What’s more, almost every major star of recent times in Indian cinema would count playing a gang-related character as one of their biggest successes, whether it is Amitabh Bachchan in Deewar (1975), Kamal Hassan in Nayagan (1987), Rajnikanth in Baasha (1995), Ajay Devgan in Company (2002) or Vijay in Pokkiri (2007).
It is no coincidence that storylines related to street crime and gangsters started becoming more prominent in Indian cinema sometime in the early 1970s, a period of increased industrialisation in India, which saw mass migrations of people from rural areas to the cities.
This also marked a time of economic, political and social crises in India, where the rise of poverty and corruption caused the public to lose faith in the government and the police force.
And so, alongside the growth of gangs, came the belief that justice was far more easily sought outside of the legal system, particularly among the downtrodden and disenfranchised members of society. It is this sentiment that is most often reflected, even today, in Indian gangster movies.
Yes, Hindi and Tamil movies (as well as those in other regional languages) do have a tendency to idolise and glamourise portrayals of gangsters, but the plots typically also feature a strong sense of morality and justice.
There is usually a clear distinction made between the “noble” gangster – who turns to a life of crime out of necessity but retains a strong moral code – and the “villainous” gangster, who is usually the personification of evil. Moreover, most big-name actors usually only take on the role of the “good” gangster, a character that is likely to go down better with the audience.
From the late 1990s onwards, however, Indian movies have seen a change in the way gangsterism is portrayed, particularly with the influence of Hollywood and the rise of filmmakers who are more willing to examine complex themes in their works. Movies like Company, Vaastav (1999) and Shootout At Lokhandwala (2007) not only portrayed the gritty realities of the underworld, but are even loosely based on Mumbai’s actual criminal gangs and dons.
Since the early 2000s there has also been an increased willingness by big stars to tackle out-and-out negative roles, thereby showing the realities of the gangster life, such as Madhavan in Tamil film Ayutha Ezhuthu (2004) and Abhishek Bachchan in its Hindi remake Yuva, or Saif Ali Khan in Omkara (2006).
Alongside these more realisitic portrayals, however, the “masala” gangster film continues to thrive, and influences from global popular culture such as Hollywood films and hip-hop are clearly seen.
The violence portrayed onscreen increasingly stylised, and life as a gangster often comes with a heavy dose of cool, not to mention the requisite cash, booze and women – such as Don (2006) starring Shah Rukh Khan and Mankatha (2011) with Ajith Kumar.
If this year’s Indian movie releases are any indication, there is still no shortage of stories revolving around gangsters.
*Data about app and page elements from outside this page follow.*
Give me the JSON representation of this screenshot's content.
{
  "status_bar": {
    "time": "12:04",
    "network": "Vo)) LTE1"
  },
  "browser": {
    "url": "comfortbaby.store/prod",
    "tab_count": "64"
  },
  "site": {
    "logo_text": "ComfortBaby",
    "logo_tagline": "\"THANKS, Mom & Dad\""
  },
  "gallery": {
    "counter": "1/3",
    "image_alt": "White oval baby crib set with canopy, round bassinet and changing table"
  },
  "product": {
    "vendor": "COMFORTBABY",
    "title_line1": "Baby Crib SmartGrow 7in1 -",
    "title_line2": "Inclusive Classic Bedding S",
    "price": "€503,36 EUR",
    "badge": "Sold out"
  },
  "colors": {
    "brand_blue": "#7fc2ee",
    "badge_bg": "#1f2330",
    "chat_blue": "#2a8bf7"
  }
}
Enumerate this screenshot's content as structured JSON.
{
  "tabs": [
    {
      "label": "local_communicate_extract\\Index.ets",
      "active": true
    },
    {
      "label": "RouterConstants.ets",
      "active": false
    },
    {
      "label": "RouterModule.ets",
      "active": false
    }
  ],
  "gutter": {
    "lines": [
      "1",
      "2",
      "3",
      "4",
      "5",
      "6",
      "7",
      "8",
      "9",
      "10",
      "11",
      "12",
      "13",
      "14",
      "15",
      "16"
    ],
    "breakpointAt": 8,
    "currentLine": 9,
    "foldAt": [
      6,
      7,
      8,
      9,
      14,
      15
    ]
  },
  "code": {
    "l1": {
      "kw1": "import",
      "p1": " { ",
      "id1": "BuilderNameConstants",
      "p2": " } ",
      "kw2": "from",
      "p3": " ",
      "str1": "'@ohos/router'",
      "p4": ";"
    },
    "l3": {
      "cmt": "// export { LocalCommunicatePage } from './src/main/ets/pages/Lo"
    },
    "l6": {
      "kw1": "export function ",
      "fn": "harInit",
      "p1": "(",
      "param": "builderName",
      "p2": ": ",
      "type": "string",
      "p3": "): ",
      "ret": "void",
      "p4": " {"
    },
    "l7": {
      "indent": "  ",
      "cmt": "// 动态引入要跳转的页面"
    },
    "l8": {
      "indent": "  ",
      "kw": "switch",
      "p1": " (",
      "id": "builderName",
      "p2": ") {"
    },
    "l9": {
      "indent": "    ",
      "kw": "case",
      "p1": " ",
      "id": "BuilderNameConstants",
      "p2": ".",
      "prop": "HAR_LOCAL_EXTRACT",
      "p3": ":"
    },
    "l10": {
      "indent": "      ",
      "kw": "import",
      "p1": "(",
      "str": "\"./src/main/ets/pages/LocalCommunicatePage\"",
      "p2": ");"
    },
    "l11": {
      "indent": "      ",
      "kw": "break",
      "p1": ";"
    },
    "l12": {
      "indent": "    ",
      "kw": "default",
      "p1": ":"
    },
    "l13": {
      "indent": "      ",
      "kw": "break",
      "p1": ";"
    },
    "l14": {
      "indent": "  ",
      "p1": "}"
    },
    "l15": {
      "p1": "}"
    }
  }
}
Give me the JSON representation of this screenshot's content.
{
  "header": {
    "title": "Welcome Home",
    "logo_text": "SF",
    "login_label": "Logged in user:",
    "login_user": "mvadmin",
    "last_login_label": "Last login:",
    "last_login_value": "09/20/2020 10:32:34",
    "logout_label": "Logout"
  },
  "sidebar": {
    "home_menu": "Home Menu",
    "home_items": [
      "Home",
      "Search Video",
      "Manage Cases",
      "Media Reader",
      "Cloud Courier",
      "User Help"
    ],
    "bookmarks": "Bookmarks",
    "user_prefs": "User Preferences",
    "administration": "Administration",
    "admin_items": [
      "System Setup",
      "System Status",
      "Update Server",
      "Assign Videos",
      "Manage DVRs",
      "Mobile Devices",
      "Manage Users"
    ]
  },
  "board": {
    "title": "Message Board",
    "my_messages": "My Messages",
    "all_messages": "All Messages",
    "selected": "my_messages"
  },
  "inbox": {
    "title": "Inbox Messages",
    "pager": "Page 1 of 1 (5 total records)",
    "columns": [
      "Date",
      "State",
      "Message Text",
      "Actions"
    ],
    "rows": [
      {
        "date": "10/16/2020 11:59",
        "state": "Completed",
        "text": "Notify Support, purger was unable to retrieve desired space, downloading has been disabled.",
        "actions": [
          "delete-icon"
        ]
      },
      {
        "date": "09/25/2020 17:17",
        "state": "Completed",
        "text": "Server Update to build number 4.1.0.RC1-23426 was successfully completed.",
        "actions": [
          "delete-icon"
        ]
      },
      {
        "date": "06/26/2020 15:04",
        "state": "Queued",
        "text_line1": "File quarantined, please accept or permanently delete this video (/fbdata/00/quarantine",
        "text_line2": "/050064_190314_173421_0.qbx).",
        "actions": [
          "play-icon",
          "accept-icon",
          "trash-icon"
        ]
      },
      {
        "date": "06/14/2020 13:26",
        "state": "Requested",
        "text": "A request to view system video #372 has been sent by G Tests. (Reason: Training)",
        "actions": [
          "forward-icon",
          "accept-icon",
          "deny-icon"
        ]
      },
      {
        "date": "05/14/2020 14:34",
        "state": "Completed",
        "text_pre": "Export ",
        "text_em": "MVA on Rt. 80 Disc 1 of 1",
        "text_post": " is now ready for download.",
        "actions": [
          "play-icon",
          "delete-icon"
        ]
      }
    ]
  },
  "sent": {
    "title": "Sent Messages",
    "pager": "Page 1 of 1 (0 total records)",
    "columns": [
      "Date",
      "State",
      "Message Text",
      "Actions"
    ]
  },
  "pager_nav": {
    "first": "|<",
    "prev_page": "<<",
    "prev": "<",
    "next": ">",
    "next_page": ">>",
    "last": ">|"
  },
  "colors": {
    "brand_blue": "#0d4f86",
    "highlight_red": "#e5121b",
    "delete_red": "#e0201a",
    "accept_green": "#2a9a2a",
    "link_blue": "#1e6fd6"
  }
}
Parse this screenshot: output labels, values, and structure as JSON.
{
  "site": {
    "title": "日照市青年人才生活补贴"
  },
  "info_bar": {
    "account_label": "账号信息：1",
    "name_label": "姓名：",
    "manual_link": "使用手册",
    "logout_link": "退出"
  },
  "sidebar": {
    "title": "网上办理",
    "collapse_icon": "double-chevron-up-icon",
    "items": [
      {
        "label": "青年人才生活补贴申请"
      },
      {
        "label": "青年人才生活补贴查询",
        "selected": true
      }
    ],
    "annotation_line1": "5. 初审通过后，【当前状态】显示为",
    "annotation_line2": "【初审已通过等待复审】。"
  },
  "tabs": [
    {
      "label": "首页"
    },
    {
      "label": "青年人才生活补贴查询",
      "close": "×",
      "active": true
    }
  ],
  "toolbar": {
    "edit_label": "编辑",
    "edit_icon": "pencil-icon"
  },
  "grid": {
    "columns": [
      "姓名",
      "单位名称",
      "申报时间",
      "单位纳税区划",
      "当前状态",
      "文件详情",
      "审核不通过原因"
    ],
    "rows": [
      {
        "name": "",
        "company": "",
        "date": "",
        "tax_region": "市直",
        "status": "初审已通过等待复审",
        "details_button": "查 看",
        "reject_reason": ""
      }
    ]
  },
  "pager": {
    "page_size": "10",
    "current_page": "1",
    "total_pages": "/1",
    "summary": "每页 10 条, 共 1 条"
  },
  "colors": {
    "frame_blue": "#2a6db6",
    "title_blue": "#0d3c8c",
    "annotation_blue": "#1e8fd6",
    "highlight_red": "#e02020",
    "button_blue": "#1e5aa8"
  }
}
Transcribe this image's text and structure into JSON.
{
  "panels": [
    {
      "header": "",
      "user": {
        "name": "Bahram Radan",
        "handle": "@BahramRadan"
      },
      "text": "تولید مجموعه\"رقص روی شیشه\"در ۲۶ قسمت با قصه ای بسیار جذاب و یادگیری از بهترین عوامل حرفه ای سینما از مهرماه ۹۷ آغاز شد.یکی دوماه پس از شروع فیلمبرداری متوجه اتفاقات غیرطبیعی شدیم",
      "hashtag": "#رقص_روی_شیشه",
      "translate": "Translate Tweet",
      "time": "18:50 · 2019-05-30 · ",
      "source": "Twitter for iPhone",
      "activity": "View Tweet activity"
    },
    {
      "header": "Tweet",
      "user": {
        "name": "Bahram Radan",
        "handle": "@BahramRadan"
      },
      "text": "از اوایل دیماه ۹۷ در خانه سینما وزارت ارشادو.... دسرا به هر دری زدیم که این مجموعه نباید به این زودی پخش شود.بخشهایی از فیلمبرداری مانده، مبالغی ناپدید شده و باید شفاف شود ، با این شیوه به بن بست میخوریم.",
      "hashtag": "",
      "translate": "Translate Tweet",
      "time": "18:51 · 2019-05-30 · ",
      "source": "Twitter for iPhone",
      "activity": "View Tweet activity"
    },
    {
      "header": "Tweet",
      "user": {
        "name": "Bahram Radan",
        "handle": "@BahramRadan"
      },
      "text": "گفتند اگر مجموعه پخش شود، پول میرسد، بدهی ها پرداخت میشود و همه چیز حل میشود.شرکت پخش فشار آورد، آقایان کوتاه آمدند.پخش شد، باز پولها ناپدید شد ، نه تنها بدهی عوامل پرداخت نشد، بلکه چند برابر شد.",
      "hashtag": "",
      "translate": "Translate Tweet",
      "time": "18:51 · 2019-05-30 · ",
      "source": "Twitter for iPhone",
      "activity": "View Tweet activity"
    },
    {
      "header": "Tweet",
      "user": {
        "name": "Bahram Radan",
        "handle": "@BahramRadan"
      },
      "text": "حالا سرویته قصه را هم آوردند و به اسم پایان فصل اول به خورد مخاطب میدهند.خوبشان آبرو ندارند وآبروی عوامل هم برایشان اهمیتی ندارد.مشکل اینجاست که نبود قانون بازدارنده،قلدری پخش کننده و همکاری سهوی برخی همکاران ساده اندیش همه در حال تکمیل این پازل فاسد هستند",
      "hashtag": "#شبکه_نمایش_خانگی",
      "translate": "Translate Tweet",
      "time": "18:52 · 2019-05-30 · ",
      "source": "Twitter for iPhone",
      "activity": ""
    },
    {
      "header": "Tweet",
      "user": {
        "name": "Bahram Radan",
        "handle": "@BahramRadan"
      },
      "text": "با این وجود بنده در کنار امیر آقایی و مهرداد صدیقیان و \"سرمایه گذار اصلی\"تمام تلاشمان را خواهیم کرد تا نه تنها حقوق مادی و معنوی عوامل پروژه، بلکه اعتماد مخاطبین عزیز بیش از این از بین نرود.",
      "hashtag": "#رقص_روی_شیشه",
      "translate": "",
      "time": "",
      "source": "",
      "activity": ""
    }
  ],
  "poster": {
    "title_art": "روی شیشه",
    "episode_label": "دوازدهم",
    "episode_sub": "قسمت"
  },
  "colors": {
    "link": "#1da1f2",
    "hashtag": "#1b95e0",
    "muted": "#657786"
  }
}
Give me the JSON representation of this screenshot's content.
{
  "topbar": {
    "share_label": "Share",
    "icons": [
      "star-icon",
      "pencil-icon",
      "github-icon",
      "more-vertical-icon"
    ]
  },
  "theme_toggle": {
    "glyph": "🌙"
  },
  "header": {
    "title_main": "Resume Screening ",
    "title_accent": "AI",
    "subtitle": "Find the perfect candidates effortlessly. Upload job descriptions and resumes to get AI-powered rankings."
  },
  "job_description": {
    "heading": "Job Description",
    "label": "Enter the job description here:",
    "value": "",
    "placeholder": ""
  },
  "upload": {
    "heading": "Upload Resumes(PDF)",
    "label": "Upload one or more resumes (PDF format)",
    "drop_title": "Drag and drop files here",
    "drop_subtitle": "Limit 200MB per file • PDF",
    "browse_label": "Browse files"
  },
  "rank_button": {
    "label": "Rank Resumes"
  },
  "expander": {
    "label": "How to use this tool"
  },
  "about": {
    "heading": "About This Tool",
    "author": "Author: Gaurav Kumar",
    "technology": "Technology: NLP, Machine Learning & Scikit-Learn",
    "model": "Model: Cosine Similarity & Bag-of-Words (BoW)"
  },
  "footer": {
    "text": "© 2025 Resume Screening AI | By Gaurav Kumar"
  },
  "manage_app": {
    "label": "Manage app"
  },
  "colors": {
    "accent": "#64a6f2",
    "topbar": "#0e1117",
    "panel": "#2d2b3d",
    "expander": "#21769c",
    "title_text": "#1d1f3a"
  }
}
In Hindi, we’ve thus far seen D-Day, based on former Mumbai don Dawood Ibrahim, Once Upon A Time in Mumbai Dobara (a sequel) and Shootout At Wadala, based on another 1970s Mumbai gangster. In Tamil, Thalaivaa – which stars Vijay as the son of a gangster – is currently doing well in cinemas.